• **EXERCISE MATERIAL**
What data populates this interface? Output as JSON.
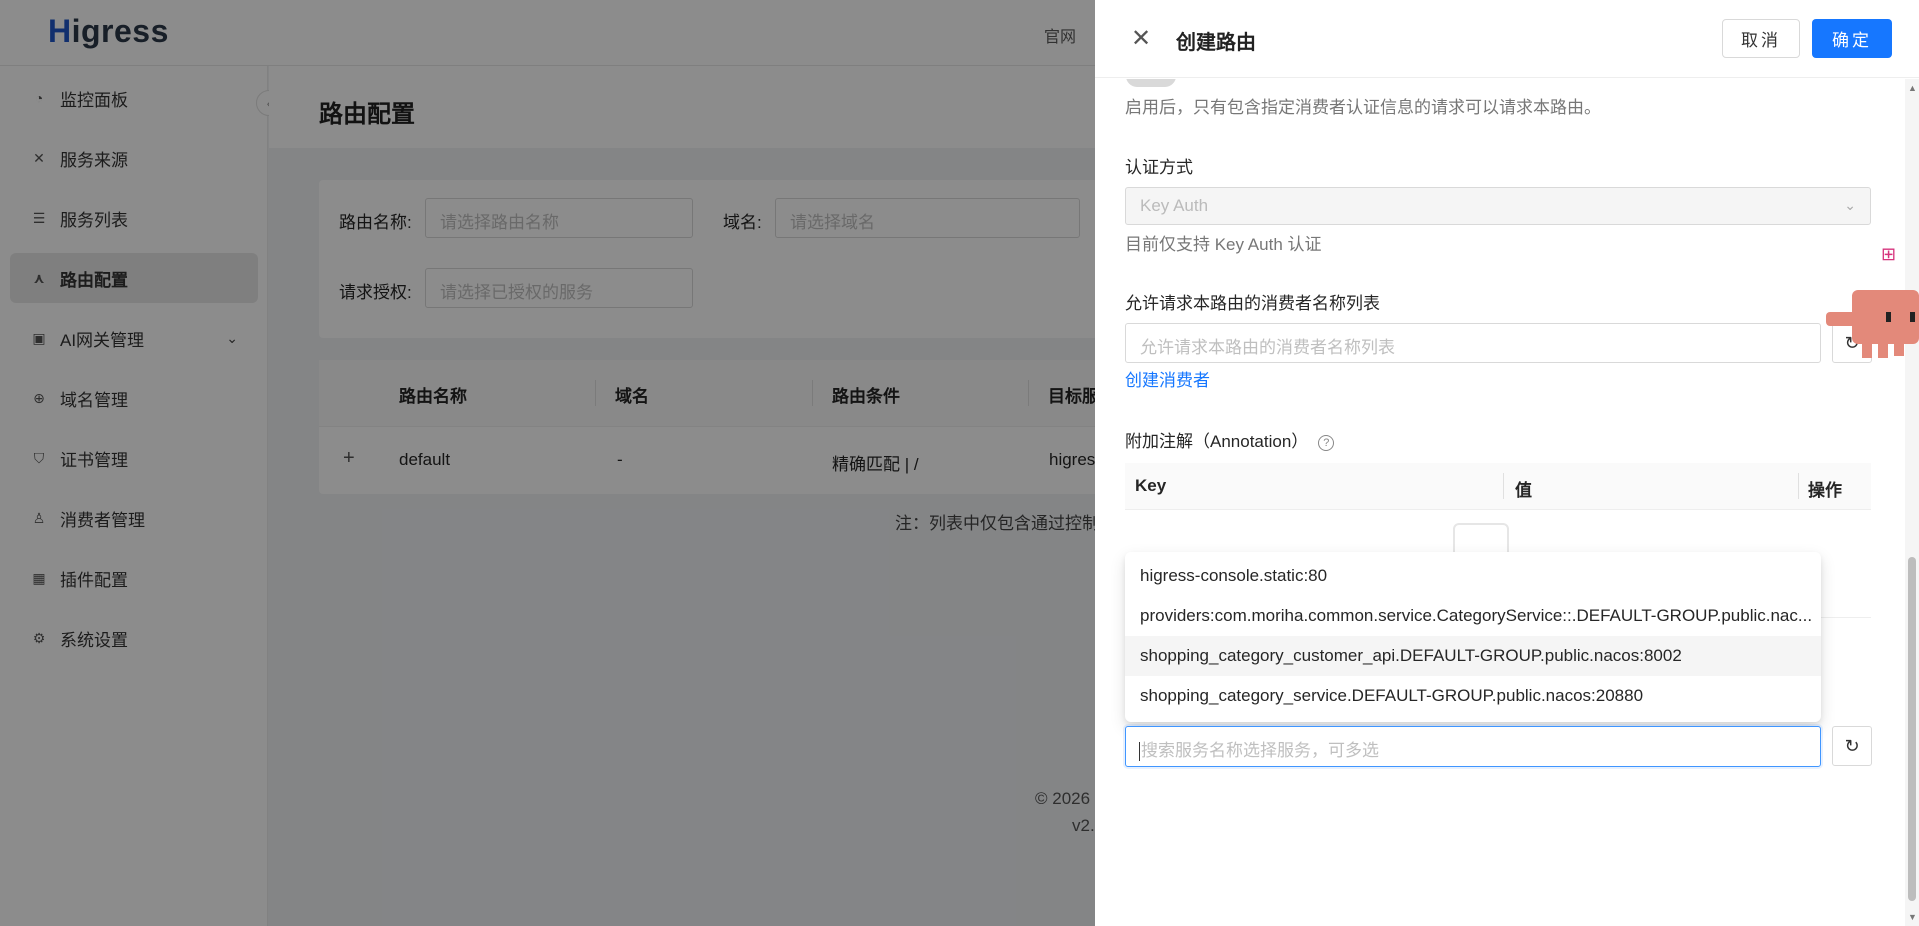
{
  "app": {
    "logo_mark": "H",
    "logo_text": "igress",
    "top_link": "官网",
    "sidebar": {
      "items": [
        {
          "label": "监控面板",
          "icon": "dashboard-icon"
        },
        {
          "label": "服务来源",
          "icon": "source-icon"
        },
        {
          "label": "服务列表",
          "icon": "list-icon"
        },
        {
          "label": "路由配置",
          "icon": "route-icon",
          "active": true
        },
        {
          "label": "AI网关管理",
          "icon": "ai-gateway-icon",
          "expandable": true
        },
        {
          "label": "域名管理",
          "icon": "globe-icon"
        },
        {
          "label": "证书管理",
          "icon": "certificate-icon"
        },
        {
          "label": "消费者管理",
          "icon": "user-icon"
        },
        {
          "label": "插件配置",
          "icon": "plugin-icon"
        },
        {
          "label": "系统设置",
          "icon": "gear-icon"
        }
      ]
    },
    "page_title": "路由配置",
    "filters": {
      "route_name_label": "路由名称:",
      "route_name_placeholder": "请选择路由名称",
      "domain_label": "域名:",
      "domain_placeholder": "请选择域名",
      "auth_label": "请求授权:",
      "auth_placeholder": "请选择已授权的服务"
    },
    "table": {
      "columns": [
        "路由名称",
        "域名",
        "路由条件",
        "目标服"
      ],
      "rows": [
        {
          "expand": "+",
          "name": "default",
          "domain": "-",
          "condition": "精确匹配 | /",
          "target": "higres"
        }
      ]
    },
    "note": "注：列表中仅包含通过控制",
    "copyright": "© 2026",
    "version": "v2."
  },
  "drawer": {
    "close_icon": "close-icon",
    "title": "创建路由",
    "cancel_label": "取消",
    "ok_label": "确定",
    "auth_hint": "启用后，只有包含指定消费者认证信息的请求可以请求本路由。",
    "auth_method_label": "认证方式",
    "auth_method_value": "Key Auth",
    "auth_method_hint": "目前仅支持 Key Auth 认证",
    "consumers_label": "允许请求本路由的消费者名称列表",
    "consumers_placeholder": "允许请求本路由的消费者名称列表",
    "create_consumer_link": "创建消费者",
    "annotation_label": "附加注解（Annotation）",
    "annotation_columns": {
      "key": "Key",
      "value": "值",
      "op": "操作"
    },
    "service_dropdown": [
      "higress-console.static:80",
      "providers:com.moriha.common.service.CategoryService::.DEFAULT-GROUP.public.nac...",
      "shopping_category_customer_api.DEFAULT-GROUP.public.nacos:8002",
      "shopping_category_service.DEFAULT-GROUP.public.nacos:20880"
    ],
    "service_dropdown_active_index": 2,
    "service_search_placeholder": "搜索服务名称选择服务，可多选"
  },
  "colors": {
    "primary": "#1677ff",
    "mask": "rgba(0,0,0,0.45)",
    "float_tool": "#d6337c",
    "mascot": "#e3897a"
  }
}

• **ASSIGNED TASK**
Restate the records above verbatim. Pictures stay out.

• **EXERCISE OUTPUT**
What data populates this interface? Output as JSON.
{
  "app": {
    "logo_mark": "H",
    "logo_text": "igress",
    "top_link": "官网",
    "sidebar": {
      "items": [
        {
          "label": "监控面板",
          "icon": "dashboard-icon"
        },
        {
          "label": "服务来源",
          "icon": "source-icon"
        },
        {
          "label": "服务列表",
          "icon": "list-icon"
        },
        {
          "label": "路由配置",
          "icon": "route-icon",
          "active": true
        },
        {
          "label": "AI网关管理",
          "icon": "ai-gateway-icon",
          "expandable": true
        },
        {
          "label": "域名管理",
          "icon": "globe-icon"
        },
        {
          "label": "证书管理",
          "icon": "certificate-icon"
        },
        {
          "label": "消费者管理",
          "icon": "user-icon"
        },
        {
          "label": "插件配置",
          "icon": "plugin-icon"
        },
        {
          "label": "系统设置",
          "icon": "gear-icon"
        }
      ]
    },
    "page_title": "路由配置",
    "filters": {
      "route_name_label": "路由名称:",
      "route_name_placeholder": "请选择路由名称",
      "domain_label": "域名:",
      "domain_placeholder": "请选择域名",
      "auth_label": "请求授权:",
      "auth_placeholder": "请选择已授权的服务"
    },
    "table": {
      "columns": [
        "路由名称",
        "域名",
        "路由条件",
        "目标服"
      ],
      "rows": [
        {
          "expand": "+",
          "name": "default",
          "domain": "-",
          "condition": "精确匹配 | /",
          "target": "higres"
        }
      ]
    },
    "note": "注：列表中仅包含通过控制",
    "copyright": "© 2026",
    "version": "v2."
  },
  "drawer": {
    "close_icon": "close-icon",
    "title": "创建路由",
    "cancel_label": "取消",
    "ok_label": "确定",
    "auth_hint": "启用后，只有包含指定消费者认证信息的请求可以请求本路由。",
    "auth_method_label": "认证方式",
    "auth_method_value": "Key Auth",
    "auth_method_hint": "目前仅支持 Key Auth 认证",
    "consumers_label": "允许请求本路由的消费者名称列表",
    "consumers_placeholder": "允许请求本路由的消费者名称列表",
    "create_consumer_link": "创建消费者",
    "annotation_label": "附加注解（Annotation）",
    "annotation_columns": {
      "key": "Key",
      "value": "值",
      "op": "操作"
    },
    "service_dropdown": [
      "higress-console.static:80",
      "providers:com.moriha.common.service.CategoryService::.DEFAULT-GROUP.public.nac...",
      "shopping_category_customer_api.DEFAULT-GROUP.public.nacos:8002",
      "shopping_category_service.DEFAULT-GROUP.public.nacos:20880"
    ],
    "service_dropdown_active_index": 2,
    "service_search_placeholder": "搜索服务名称选择服务，可多选"
  },
  "colors": {
    "primary": "#1677ff",
    "mask": "rgba(0,0,0,0.45)",
    "float_tool": "#d6337c",
    "mascot": "#e3897a"
  }
}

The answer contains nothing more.